John Burk, President of Concord Label Group, which owns the original masters and publishing rights for the songs of Creedence Clearwater Revival, calls the CCR catalog one of the company’s “crown jewel assets.”
“They are just such classic, classic songs,” Burk tells Billboard. But while he’s become used to getting calls to license songs that defined an American era for biker movies and soundtracks for films about the Vietnam War, he hadn’t been aware until recently of the demand for Creedence among the Spanish-speaking public.
“It turned out that the highest concentration of Creedence’s Facebook fans on the planet was in Mexico City,” Burk says. “I didn’t realize how revered Creedence and John Fogerty were in the world of Latin rock and alternative.
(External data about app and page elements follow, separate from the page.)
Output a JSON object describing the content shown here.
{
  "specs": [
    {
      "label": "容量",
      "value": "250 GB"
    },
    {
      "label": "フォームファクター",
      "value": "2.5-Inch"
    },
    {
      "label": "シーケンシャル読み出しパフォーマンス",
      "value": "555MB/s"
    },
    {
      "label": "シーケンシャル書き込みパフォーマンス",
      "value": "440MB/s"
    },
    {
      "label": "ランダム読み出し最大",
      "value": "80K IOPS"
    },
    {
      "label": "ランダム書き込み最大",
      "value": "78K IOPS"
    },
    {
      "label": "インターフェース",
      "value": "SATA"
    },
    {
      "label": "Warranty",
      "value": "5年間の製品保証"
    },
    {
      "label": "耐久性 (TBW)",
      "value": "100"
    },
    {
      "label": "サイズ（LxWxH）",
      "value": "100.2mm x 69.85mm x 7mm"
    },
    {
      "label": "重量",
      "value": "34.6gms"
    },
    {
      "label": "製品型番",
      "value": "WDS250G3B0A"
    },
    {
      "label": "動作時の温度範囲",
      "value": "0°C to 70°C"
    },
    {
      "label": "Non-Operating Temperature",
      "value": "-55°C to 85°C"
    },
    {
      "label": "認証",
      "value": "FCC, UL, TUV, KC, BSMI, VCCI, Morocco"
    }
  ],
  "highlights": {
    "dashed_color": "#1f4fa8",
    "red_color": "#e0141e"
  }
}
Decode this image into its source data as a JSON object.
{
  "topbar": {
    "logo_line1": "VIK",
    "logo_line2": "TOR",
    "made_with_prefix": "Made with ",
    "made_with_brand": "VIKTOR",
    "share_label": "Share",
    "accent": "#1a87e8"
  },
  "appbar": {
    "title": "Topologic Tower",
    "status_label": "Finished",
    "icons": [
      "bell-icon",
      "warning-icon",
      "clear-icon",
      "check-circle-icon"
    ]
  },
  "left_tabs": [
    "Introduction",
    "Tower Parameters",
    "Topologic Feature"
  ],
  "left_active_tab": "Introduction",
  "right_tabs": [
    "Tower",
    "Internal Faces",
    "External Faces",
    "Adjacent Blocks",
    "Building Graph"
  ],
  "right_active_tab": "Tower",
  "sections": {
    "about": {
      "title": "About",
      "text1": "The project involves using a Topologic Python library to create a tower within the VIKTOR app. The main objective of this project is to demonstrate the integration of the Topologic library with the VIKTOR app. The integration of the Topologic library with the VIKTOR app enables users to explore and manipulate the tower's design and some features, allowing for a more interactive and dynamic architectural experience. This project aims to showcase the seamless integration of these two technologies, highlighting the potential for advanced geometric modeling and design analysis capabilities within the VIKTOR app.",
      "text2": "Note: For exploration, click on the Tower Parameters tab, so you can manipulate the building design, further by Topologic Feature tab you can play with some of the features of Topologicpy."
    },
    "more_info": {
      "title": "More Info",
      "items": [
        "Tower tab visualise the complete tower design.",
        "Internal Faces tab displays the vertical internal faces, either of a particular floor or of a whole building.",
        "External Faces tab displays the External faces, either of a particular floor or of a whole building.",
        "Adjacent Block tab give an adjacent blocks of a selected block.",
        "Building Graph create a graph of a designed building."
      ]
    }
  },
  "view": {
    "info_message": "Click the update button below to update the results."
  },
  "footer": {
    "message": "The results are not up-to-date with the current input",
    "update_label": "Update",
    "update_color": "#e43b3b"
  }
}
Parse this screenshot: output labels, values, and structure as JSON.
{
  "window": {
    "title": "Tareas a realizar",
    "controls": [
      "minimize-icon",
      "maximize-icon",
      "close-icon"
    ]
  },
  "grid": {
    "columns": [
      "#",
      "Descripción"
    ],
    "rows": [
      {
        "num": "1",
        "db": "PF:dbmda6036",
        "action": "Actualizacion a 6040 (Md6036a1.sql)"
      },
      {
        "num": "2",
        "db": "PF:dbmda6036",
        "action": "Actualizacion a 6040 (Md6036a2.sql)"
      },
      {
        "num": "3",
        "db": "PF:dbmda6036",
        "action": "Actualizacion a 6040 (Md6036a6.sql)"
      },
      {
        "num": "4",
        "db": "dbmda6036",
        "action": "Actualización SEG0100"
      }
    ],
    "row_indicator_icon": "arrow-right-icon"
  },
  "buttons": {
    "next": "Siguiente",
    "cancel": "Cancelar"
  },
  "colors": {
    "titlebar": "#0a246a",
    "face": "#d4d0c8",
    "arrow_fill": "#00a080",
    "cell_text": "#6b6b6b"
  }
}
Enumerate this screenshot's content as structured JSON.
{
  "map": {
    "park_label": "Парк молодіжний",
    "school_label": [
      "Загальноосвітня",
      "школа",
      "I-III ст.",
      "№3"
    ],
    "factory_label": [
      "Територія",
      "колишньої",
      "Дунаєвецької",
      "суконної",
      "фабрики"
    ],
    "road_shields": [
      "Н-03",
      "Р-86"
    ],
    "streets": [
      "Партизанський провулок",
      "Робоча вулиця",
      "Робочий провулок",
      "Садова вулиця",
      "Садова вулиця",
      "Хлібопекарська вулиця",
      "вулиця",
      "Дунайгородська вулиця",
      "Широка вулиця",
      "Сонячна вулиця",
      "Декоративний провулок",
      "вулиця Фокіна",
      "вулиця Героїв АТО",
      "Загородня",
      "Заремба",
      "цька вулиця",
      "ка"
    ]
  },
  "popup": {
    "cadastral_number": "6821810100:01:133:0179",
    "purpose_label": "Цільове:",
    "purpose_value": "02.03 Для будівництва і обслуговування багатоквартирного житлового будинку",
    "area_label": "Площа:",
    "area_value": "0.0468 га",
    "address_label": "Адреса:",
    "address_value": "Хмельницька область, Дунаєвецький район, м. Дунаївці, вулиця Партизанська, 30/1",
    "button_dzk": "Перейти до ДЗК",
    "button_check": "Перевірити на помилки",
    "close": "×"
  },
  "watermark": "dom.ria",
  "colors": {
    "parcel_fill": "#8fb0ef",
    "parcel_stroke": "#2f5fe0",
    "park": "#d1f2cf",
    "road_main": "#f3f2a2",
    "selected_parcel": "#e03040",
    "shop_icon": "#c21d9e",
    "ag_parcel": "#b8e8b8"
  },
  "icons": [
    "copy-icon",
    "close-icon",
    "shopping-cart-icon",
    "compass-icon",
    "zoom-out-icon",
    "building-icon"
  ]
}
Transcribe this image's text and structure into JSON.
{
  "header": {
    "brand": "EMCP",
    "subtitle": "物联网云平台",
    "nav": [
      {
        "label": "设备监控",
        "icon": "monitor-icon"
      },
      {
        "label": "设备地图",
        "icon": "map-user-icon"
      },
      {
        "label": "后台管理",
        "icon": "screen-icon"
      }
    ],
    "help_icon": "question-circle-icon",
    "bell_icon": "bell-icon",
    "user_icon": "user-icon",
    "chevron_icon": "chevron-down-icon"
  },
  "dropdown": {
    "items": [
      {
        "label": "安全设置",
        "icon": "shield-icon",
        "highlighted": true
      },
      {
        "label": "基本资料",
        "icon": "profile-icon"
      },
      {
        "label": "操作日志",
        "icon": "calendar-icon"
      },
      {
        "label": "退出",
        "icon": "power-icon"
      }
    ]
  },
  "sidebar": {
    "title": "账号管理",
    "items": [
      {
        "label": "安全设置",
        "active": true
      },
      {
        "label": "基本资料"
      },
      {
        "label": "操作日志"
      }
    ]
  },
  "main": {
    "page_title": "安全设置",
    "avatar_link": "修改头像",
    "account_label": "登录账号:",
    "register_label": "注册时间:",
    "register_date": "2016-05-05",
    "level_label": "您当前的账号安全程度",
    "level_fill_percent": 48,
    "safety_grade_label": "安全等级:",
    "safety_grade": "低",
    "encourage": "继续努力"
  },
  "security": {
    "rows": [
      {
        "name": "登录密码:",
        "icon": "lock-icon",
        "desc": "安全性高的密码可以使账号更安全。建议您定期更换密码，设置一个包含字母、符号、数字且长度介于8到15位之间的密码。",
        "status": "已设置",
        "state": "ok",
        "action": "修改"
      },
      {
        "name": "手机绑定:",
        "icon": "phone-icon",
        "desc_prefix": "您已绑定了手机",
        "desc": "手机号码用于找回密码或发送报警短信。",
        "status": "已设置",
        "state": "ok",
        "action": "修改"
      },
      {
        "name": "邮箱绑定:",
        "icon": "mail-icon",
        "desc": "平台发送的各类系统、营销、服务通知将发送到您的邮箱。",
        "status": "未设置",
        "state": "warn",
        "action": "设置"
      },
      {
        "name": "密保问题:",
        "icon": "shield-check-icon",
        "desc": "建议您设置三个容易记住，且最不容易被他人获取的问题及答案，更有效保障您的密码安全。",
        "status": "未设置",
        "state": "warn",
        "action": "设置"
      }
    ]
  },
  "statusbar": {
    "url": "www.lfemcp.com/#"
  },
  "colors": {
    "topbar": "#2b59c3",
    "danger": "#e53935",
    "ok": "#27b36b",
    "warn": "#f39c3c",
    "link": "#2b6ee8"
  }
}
I thought, ‘there’s really something here.’”
That revelation led to the release of a new Latin tribute to the band on the Concord Picante label: Quiero Creedence will be out July 29.
The album’s 14 Spanish and bilingual covers include classic rocker Enrique Bunbury’s “Run Through the Jungle,” and an emotional, Dylanesque take on “Long As I Can See the Light” from Andres Calamaro that voices the Argentine’s deep connection to the annals of rock.
The members of Mexican legendary rock band El Tri, who are Creedence contemporaries, ride “Proud Mary” in a version that closely honors the original. Ozomatli takes a rock-steady approach to “Bad Moon Rising.” Band of Bitches’ delivers a cool “Feelin’ Blue.” Bay Area band Bang Data’s rap-enhanced bilingual version of “Fortunate Son” is a stand out that accentuates the current resonance of the messages in CCR’s songs.
Juan Caipo, the co-leader of Bang Data, had the idea for the Creedence tribute album. He joined with Diana Rodriguez, the CEO of Los Angeles’ Criteria Entertainment, a management and production company focused on the Latin American market, to produce it. They began reaching out to artists and recording the tracks, and Rodriguez presented the project to Burk.
“Creedence is such an iconic band in Latin America,” Rodriguez says. “But it has never been as widely acknowledged as others.”
The album’s first, and most unexpected, single was from Mexican pop star Juan Gabriel, who performs a sunshiny version of CCR’s “Have You Ever Seen the Rain,” that he translated as “Gracias al Sol.” The video, set in a flowering garden, has over 6 million views on YouTube.
“It’s really amazing how all the different styles and approaches work with these great songs,” Burk says of the album. “It’s kind of a mash up of two cultures uniting over music that’s revered.”